Student earns skill, confidence

DeWayne Bartels
Craig Rude, a 2010 Metamora High School graduate, practices with the Legends Drum & Bugle Corps July 6 before the River City Rhapsody competition.

It was sweltering hot even in the shade at Germantown Hills Middle School July 6.

Craig Rude, and other members of the Legends Drum & Bugle Corps from Kalamazoo, Mich., however, practiced without complaint for the River City Rhapsody competition that night at Metamora High School.

Rude, a 2010 graduate of Metamora High School,  was on familiar ground. But, there was little time to reminisce. There was a competition that night.

Rude got into town at 2:30 a.m. July 5. He spent that day practicing and the next.

Rude, 18, is an incoming freshman at Southern Illinois University/Edwardsville, where he will study music, percussion performance and music business.

“I want to be able to perform and work on the business side, too,” he said during a short break. “This area has a lot of quality music education programs. There aren’t many music business opportunities though. I want to help with development, helping create partnerships between music and business.”

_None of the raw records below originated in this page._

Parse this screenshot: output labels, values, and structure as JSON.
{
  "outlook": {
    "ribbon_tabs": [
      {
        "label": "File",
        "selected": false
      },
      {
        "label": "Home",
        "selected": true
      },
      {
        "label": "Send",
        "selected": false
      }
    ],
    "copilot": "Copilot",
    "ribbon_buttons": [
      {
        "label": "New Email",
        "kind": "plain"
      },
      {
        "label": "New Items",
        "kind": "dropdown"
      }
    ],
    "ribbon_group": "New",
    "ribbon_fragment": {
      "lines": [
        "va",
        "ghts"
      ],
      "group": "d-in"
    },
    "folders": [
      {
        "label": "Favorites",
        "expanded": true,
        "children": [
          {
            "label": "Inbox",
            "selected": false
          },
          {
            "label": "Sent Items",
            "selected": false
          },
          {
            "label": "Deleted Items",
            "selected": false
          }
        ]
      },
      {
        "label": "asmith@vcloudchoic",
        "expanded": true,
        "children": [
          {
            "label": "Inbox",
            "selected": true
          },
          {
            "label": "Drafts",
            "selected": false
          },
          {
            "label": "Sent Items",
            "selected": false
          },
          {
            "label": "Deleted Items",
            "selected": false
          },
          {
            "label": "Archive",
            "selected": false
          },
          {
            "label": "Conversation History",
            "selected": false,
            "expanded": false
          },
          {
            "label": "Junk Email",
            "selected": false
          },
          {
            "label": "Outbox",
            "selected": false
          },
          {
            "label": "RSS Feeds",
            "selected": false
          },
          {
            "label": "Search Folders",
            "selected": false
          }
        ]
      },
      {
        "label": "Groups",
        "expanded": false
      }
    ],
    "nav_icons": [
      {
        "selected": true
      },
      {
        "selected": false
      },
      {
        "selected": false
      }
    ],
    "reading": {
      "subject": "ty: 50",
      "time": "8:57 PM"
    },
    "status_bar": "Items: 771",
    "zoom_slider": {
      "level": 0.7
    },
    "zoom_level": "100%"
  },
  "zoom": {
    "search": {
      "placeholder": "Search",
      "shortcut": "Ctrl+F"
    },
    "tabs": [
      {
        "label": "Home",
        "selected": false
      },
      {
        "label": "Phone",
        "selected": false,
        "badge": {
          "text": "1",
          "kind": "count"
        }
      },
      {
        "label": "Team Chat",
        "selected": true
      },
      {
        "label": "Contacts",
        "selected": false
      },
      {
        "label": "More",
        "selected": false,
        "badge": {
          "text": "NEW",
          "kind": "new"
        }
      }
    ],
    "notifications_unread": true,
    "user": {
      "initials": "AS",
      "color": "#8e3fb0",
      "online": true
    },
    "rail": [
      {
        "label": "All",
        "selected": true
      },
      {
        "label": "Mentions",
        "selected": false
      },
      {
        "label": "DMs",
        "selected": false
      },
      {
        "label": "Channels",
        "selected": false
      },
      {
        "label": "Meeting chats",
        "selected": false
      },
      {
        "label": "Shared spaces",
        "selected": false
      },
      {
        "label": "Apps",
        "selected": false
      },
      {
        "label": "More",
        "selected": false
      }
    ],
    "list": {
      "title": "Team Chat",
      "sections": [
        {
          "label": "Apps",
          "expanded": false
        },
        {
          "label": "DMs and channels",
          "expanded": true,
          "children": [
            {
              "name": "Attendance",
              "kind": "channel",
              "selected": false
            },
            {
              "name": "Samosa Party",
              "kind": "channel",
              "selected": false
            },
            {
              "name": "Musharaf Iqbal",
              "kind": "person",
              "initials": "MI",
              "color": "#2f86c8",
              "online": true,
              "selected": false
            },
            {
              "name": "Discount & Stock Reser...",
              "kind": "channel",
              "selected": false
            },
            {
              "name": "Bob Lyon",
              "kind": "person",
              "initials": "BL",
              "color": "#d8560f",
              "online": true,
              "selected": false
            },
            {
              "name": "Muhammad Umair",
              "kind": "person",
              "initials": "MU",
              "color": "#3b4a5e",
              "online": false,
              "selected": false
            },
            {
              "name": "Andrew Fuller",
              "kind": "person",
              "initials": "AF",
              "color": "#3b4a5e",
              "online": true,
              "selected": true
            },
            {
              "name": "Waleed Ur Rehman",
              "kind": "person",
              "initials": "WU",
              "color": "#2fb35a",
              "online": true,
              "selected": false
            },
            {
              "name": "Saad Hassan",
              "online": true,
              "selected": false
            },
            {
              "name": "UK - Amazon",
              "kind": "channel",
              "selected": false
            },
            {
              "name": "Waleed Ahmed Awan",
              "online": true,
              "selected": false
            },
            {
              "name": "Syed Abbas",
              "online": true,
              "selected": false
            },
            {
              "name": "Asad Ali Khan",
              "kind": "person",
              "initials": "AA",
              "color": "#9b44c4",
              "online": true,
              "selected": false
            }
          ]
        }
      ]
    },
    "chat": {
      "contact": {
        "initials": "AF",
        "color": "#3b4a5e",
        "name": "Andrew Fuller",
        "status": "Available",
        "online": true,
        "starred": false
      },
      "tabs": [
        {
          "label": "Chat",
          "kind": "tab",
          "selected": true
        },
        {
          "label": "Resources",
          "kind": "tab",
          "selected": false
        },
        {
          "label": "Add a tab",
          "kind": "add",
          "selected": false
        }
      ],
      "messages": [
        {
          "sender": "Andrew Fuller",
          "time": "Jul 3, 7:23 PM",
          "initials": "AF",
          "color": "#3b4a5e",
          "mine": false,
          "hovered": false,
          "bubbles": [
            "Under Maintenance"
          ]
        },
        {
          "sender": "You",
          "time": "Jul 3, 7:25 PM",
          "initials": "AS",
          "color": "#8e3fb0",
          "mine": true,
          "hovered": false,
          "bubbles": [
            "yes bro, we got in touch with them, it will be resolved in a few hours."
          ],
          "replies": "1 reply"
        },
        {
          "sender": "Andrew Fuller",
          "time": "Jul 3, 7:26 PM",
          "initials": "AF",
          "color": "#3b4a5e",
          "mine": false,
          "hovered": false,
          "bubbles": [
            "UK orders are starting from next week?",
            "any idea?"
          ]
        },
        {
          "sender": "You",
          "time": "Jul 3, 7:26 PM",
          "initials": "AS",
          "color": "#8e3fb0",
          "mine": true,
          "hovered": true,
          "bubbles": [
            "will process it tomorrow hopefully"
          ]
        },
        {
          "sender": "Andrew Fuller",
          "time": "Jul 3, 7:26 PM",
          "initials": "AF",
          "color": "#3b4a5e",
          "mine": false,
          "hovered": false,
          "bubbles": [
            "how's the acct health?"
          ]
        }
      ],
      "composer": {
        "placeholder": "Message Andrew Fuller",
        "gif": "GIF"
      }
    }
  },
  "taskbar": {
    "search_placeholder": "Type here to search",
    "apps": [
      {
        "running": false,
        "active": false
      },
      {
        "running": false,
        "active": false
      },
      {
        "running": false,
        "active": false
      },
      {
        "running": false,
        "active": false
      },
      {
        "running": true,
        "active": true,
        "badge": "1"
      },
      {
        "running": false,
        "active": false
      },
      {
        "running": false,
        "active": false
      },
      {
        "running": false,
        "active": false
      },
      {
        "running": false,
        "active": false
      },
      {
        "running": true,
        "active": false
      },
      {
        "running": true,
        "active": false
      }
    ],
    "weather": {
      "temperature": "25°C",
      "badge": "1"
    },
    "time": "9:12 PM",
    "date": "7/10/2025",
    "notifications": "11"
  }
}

But, that is in the future.

Right now, he said,  he has his hands full with the Legends Drum & Bugle Corps.

Music, practice and travel is his life this summer.

His daily schedule, when not traveling, includes anywhere from six to  eight hours practice a day. Travel is a big part of the summer. The group will visit  about 30 cities and travel 8,000 miles performing this summer.   

Rude plays the vibraphone, an instrument he picked up on while in fifth grade. His love of the instrument blossomed under the tutelage of Sr. Wally Parks at Metamora High School.

“It feels unique to be part of this show. I always felt I was in a little bubble with the corps. Now, I’m experiencing a close-knit bond with them here at home,” Rude said.

“Our show is very fresh. It’s only been in our hands a few days.”

Rude said while that presented a challenge for that night’s competition, it is not all about winning.

“I’m feeling pretty confident,” he said.

“We always judge ourselves though on whether we delivered our personal best, not the score. It’s like a marathon. You just keep trying.”

Ibe Sodawalla, executive director and CEO of Legends Performing Arts Association, agreed with Rude it is not just about trophies.

“The primary thing we are trying to provide is life-skills development. We harness discipline and character. We focus on future leaders,” Sodawalla said.

Sodawalla said they look for good musicians who are coordinated, can handle vigorous physical conditioning and have character and good attitude.

Sodawalla said he found all those elements in Rude.

“He helps us. He is a very organized guy. He’s very analytical. He not outgoing, but he’s starting to come out,” Sodawalla said.

“He came in and demonstrated commitment. He’s a real asset.”

The day turned dark as afternoon progressed. At show time rain was pouring down on Malone Field at Metamora High School.

The rain delayed the competition for an hour.

At the end of the event the Legends Drum & Bugle Corps placed second in their class.

Deb Rude, Craig’s mother, summed up her son’s feelings at the end of the night. “He felt they did pretty well,” she said.